Stearns School Road Bridge replaced in ongoing Illinois Tollway upgrade
The multi-year, multi-billion-dollar project to upgrade the Illinois Tollway made its way to Gurnee, Illinois, this summer and the aging Stearns School Road Bridge, which goes over I-94. Work called for replacing the 70-year-old bridge with a new three-lane precast concrete structure that also includes access for bicyclists and pedestrians.
Metropolitan Steel handled bridge construction, with Dunnet Bay Construction as general contractor. Metropolitan Steel secured cranes and operators from Central Contractors Service, a member of the ALL Family of Companies.
Central Contractors Service supplied a 250-USt Linkbelt TCC-2500 hydraulic crawler and 550-USt Liebherr LTM 1450-8.1 all terrain (AT) crane for the four-day project.
Scope of work called for 18 precast girders to be set, each 139 feet long and weighing approximately 158,000 pounds. Setting each girder required a dual pick, with the Link-Belt TCC-2500 crawler positioned in the median on I-94 below and the Liebherr LTM 1450 above on the bridge abutment.
Girders were trucked to the site on I-94, with the truck pulling as far onto the shoulder as possible. “These were large girders that took up half the highway,” said Dave Budzius, project manager for Metropolitan Steel. “The key was maintaining masterful logistics — get the girders in, make the pick, offload, swing, walk, and set.”
Two crane operators from Central Contractors Service executed the meticulous process of picking and setting. First, the rigging crew prepared the girder for the lift. The Liebherr AT, positioned above on the abutment, connected first. Then the crawler, in the median below, picked the back end of the piece. Next, the operators would swing the girder in tandem, then the crawler had to walk up to place the girder in its final position.
Budzius said the hydraulic crawler’s ability to boom down while walking was advantageous for this project. “It has the capacity and ability to walk with weight on the hook just like a lattice boom, but can get into tighter spots due to the ability to lower the boom. With a lattice boom, obviously, you’re at a fixed height. That added flexibility made the lifts go that much more smoothly.”
Once the team got into a rhythm, Budzius estimates that, after rigging was complete, setting each girder took around 45 minutes, even with the TCC-2500 having to walk with its load. Even more impressive, work was done at night as local law enforcement directed vehicular traffic.
The four-day turnaround was tight, but easily achieved via careful planning, selection of the right equipment, and cooperative weather.

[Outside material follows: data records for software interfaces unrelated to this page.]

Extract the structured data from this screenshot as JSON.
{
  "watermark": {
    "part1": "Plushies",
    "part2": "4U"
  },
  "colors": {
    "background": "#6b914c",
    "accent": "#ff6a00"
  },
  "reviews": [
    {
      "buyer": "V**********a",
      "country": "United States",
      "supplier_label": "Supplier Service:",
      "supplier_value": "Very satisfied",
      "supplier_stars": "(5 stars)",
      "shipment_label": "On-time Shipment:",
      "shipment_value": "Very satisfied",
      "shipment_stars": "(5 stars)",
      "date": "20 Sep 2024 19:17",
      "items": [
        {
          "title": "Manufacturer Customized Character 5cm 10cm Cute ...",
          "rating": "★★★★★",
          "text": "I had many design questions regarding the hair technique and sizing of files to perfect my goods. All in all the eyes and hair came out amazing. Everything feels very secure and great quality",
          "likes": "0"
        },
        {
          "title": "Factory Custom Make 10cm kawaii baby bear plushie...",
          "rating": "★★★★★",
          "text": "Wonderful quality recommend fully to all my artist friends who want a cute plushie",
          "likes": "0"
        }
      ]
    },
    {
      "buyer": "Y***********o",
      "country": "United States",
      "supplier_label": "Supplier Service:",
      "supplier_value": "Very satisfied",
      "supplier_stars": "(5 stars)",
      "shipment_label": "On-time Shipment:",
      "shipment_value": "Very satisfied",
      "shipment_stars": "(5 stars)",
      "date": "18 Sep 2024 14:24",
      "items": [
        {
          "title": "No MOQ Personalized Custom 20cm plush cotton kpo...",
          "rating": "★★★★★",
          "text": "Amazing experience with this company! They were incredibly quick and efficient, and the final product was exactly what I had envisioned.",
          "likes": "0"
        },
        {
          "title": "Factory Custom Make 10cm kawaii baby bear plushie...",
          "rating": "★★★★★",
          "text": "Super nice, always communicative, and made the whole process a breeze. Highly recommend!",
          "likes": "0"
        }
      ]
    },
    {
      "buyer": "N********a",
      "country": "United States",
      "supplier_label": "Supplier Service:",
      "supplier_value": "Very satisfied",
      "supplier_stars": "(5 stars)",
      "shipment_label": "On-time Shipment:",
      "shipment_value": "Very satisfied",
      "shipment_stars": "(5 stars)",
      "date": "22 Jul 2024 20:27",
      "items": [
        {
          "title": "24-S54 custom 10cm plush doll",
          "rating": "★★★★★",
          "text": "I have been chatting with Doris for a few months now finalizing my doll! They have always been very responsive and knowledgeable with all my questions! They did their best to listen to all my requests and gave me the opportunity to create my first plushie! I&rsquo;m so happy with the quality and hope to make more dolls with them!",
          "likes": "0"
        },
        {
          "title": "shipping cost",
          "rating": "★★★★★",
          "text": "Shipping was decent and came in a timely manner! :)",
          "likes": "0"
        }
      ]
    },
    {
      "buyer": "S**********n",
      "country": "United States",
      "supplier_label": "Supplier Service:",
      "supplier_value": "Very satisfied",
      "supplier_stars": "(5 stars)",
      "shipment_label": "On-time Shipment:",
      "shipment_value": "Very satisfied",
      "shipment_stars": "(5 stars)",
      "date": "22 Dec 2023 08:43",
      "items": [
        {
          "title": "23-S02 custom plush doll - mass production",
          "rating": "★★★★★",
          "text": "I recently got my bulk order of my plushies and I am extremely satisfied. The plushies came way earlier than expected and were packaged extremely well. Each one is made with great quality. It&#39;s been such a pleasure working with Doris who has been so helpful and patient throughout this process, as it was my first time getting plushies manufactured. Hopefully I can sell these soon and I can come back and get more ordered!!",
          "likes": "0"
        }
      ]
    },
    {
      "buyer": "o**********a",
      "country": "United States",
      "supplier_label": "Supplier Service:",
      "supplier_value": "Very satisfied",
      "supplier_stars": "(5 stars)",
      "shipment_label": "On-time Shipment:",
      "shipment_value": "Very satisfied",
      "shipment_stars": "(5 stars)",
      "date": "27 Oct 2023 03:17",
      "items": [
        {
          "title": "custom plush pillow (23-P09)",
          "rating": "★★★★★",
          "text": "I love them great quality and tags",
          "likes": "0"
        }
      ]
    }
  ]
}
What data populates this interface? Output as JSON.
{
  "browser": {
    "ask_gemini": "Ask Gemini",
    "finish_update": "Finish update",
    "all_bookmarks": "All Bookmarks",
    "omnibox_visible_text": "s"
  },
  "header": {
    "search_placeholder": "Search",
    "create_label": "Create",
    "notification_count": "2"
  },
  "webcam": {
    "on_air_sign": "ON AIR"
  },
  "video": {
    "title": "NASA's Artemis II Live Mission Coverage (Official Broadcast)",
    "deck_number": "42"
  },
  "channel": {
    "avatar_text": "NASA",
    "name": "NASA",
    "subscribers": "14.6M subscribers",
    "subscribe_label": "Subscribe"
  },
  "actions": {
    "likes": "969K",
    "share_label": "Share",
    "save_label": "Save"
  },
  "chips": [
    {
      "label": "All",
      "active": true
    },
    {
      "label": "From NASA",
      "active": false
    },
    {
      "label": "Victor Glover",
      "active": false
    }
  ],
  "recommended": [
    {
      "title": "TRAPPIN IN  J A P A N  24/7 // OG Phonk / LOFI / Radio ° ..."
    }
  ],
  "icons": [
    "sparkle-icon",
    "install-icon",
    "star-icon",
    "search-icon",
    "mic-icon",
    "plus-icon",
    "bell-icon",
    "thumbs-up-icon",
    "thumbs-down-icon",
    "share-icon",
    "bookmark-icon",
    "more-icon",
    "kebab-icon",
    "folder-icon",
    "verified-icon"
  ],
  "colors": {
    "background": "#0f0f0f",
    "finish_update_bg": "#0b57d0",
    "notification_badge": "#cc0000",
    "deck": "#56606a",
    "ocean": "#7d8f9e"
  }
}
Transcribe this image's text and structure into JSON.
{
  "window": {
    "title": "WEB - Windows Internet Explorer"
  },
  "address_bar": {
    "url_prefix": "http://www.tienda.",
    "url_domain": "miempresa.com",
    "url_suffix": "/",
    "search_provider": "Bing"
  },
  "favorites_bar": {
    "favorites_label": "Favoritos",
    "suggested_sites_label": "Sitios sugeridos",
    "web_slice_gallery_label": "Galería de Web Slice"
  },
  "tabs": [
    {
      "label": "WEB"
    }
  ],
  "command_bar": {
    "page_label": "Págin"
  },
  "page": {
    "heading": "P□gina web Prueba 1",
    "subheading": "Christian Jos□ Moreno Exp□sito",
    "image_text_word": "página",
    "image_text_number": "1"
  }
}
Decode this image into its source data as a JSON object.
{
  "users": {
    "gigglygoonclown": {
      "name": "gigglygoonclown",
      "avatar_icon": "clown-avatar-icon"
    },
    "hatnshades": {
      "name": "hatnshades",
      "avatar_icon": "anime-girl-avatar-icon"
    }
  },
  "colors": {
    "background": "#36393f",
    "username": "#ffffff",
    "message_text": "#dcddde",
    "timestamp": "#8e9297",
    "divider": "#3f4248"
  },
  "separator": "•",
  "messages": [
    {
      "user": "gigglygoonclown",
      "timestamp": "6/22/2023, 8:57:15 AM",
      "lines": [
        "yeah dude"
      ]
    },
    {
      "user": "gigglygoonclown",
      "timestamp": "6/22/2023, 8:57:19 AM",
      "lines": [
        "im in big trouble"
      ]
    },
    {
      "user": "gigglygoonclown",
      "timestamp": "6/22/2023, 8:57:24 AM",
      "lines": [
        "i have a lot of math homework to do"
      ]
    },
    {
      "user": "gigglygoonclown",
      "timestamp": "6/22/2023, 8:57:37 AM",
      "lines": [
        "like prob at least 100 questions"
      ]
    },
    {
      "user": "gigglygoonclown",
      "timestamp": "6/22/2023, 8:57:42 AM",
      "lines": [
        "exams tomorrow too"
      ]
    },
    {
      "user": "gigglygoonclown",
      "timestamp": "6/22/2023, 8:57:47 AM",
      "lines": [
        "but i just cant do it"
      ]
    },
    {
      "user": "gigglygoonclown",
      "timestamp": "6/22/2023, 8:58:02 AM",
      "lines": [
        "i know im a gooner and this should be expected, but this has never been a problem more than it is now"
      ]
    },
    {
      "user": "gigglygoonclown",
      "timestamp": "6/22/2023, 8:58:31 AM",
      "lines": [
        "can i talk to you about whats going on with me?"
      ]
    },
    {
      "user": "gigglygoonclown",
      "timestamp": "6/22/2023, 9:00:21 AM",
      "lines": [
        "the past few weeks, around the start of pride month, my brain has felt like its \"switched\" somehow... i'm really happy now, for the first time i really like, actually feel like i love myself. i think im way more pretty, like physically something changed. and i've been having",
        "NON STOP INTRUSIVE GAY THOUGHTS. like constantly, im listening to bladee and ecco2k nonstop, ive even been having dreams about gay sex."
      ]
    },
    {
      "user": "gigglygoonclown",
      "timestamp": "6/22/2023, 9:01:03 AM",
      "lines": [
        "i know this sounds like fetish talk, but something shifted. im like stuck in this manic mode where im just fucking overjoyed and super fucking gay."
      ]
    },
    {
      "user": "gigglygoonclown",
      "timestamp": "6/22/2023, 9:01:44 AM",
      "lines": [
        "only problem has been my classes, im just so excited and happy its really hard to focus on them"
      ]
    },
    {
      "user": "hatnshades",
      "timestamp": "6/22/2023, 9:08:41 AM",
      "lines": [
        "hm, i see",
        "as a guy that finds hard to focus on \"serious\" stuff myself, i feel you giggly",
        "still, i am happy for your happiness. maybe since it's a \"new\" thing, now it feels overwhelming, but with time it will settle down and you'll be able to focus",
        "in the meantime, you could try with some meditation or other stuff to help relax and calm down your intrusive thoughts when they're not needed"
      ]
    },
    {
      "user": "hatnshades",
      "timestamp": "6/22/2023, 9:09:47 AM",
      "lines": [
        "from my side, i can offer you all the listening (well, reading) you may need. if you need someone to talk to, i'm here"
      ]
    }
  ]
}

This is not the last Illinois Tollway project that Metropolitan Steel and Central Contractors Service will collaborate on. Both entities will be working on another phase of work later this summer.